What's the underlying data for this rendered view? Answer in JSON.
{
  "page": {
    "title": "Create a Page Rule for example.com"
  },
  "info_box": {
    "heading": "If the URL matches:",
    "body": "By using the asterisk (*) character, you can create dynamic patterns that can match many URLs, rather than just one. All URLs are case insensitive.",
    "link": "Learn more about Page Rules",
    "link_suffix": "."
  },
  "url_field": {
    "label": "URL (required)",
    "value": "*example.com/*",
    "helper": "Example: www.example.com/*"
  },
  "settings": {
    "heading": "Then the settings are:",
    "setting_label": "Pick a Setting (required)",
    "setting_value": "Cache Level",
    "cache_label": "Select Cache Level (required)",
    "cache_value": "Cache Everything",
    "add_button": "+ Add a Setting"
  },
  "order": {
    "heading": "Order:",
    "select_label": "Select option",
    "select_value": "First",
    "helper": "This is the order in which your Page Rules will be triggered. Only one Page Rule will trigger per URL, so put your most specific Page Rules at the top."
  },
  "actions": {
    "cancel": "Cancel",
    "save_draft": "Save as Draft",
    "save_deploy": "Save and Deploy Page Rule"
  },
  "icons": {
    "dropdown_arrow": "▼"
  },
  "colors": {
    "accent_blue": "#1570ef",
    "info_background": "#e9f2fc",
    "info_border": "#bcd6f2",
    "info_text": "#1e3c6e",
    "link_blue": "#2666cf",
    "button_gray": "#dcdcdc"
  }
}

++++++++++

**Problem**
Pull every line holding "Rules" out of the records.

**Reply to the task**
    "link": "Learn more about Page Rules",
    "helper": "This is the order in which your Page Rules will be triggered. Only one Page Rule will trigger per URL, so put your most specific Page Rules at the top."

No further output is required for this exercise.